|Autor||Björn Boettger, Inga-Marion Thate-Waschke, Rupert Bauersachs, Thomas Kohlmann, Thomas Wilke|
|In:||Journal of thrombosis and thrombolysis|

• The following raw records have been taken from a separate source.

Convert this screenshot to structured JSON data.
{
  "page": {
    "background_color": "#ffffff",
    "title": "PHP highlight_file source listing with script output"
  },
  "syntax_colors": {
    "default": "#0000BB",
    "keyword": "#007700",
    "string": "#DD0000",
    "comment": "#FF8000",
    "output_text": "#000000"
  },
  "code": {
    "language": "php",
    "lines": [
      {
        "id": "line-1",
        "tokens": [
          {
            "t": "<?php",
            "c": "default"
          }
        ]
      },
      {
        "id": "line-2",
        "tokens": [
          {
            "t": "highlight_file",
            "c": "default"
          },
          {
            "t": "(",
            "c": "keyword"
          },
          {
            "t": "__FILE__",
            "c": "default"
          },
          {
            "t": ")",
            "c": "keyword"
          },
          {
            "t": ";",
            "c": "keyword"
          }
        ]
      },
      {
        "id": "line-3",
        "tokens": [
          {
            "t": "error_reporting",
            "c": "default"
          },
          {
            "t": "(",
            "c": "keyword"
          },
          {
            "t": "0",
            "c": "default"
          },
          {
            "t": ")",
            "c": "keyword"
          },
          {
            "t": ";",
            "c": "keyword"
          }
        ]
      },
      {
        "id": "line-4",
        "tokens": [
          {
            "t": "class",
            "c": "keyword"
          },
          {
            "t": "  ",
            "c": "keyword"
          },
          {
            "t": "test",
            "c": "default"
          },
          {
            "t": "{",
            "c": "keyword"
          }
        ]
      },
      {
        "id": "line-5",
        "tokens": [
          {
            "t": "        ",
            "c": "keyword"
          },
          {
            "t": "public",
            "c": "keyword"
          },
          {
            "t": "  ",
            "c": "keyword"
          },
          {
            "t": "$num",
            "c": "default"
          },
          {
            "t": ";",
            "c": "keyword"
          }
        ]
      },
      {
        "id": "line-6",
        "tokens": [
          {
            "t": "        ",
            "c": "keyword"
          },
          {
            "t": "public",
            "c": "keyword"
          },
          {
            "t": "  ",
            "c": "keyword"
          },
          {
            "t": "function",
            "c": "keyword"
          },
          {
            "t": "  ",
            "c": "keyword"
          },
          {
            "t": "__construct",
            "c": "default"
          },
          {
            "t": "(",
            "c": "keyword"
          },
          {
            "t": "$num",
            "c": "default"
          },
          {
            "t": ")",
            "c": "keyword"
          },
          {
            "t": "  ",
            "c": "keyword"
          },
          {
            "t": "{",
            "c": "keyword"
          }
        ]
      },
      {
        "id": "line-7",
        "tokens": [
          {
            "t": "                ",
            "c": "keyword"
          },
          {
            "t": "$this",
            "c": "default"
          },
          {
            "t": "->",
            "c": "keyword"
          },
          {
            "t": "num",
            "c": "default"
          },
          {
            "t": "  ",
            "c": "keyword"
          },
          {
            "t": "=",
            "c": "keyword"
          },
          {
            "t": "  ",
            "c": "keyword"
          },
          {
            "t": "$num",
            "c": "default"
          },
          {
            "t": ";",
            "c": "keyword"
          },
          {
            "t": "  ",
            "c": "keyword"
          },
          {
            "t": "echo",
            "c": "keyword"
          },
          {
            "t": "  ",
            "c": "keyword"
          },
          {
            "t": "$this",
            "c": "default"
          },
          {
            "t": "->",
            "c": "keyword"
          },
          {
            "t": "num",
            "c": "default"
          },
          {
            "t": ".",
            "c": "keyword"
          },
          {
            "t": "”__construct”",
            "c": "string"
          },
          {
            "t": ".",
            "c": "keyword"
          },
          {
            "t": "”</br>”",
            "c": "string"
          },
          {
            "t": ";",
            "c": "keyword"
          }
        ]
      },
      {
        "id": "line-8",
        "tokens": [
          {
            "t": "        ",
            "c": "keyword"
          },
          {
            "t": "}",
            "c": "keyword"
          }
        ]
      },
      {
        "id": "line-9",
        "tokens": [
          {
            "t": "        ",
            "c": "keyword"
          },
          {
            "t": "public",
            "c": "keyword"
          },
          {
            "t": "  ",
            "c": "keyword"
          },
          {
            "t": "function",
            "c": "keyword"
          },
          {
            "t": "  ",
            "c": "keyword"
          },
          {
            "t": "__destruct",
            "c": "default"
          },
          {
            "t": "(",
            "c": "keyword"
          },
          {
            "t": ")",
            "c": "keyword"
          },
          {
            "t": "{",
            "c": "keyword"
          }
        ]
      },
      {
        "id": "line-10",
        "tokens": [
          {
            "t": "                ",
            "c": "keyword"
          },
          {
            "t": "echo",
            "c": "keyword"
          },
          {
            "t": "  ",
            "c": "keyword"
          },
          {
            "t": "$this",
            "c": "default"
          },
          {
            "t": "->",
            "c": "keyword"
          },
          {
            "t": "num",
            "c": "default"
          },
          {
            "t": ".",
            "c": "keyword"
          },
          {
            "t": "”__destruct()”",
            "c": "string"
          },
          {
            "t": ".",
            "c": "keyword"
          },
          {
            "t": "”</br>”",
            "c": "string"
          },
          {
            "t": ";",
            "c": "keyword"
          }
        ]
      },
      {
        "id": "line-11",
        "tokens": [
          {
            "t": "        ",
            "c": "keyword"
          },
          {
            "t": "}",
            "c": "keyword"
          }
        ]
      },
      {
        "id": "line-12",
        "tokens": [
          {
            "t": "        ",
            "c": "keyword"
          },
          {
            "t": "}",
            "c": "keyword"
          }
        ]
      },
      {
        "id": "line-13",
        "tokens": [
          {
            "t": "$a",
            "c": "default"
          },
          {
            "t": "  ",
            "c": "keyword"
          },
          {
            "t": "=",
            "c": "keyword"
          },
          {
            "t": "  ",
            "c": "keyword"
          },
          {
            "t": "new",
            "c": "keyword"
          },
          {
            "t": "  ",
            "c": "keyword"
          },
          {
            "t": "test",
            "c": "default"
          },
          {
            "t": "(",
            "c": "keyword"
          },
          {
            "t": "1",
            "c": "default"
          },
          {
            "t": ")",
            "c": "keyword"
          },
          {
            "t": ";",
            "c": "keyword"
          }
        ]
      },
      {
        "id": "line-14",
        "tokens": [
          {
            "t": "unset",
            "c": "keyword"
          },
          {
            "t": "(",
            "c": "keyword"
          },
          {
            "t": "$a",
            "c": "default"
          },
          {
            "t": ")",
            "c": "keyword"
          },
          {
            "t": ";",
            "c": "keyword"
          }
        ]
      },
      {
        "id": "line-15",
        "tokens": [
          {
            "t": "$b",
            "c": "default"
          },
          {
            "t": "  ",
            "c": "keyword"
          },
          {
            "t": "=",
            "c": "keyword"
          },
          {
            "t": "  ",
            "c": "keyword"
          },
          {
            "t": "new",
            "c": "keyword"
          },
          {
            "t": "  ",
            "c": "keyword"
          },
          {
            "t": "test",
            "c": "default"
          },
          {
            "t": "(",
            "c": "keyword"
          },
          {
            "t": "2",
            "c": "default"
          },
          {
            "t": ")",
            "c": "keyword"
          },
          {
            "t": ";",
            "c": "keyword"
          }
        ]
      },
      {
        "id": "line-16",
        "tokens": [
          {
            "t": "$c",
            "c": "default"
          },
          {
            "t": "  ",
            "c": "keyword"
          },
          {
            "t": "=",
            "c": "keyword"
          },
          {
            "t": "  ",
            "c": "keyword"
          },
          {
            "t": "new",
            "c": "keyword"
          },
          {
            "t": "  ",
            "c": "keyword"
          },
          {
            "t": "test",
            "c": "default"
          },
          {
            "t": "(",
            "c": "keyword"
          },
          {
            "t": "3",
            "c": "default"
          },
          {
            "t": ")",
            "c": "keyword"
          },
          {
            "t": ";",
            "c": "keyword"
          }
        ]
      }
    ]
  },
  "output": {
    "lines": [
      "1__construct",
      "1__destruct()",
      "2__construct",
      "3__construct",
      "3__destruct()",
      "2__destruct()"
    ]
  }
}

Since the introduction of new oral anticoagulants (NOACs), besides vitamin-K antagonists, an additional option for stroke prevention of patients with atrial fibrillation (AF) is available. The objective of this study was to assess AF patients' preferences with regard to the attributes of these different treatment options. We conducted a multicenter study among randomly selected physicians. Preferences were assessed by computer-assisted telephone interviews. We used a discrete-choice-experiment (DCE) with four convenience-related treatment dependent attributes (need of bridging: yes/no, interactions with food/nutrition: yes/no, need of INR controls/dose adjustment: yes/no; frequency of intake: once/twice daily) and one comparator attribute (distance to practitioner: <1 km/>15 km). Preferences measured in the interviews were analyzed descriptively and based on a conditional logit regression model. A total of 486 AF patients (age: 73.9 ± 8.2 years; 43.2 % female; mean CHA2DS2-VASc: 3.7 ± 1.6; current medication: 48.1 % rivaroxaban, 51.9 % VKA) could be interviewed. Regardless of type of medication, patients significantly preferred the attribute levels (in order of patients' importance) "once daily intake" (Level: once = 1 vs. twice = 0; Coefficient = 0.615; p < 0.001), "bridging necessary" (yes = 1 vs. no = 0; -0.558; p < 0.001), "distance to practitioner of ≤1 km (>15 km = 0 vs. ≤1 km = 1; 0.494; p < 0.001), "interactions with food/nutrition" (yes = 1 vs. no = 0; -0.332; p < 0.001) and "need of INR controls/dose adjustment" (yes = 1 vs. no = 0; -0.127; p < 0.001). In our analyses, "once daily frequency of intake" was the most important OAC-attribute for patients' choice followed by "no bridging necessary" and "no interactions with food/nutrition". Thus, patients with AF seem to prefer treatment options which are easier to administer.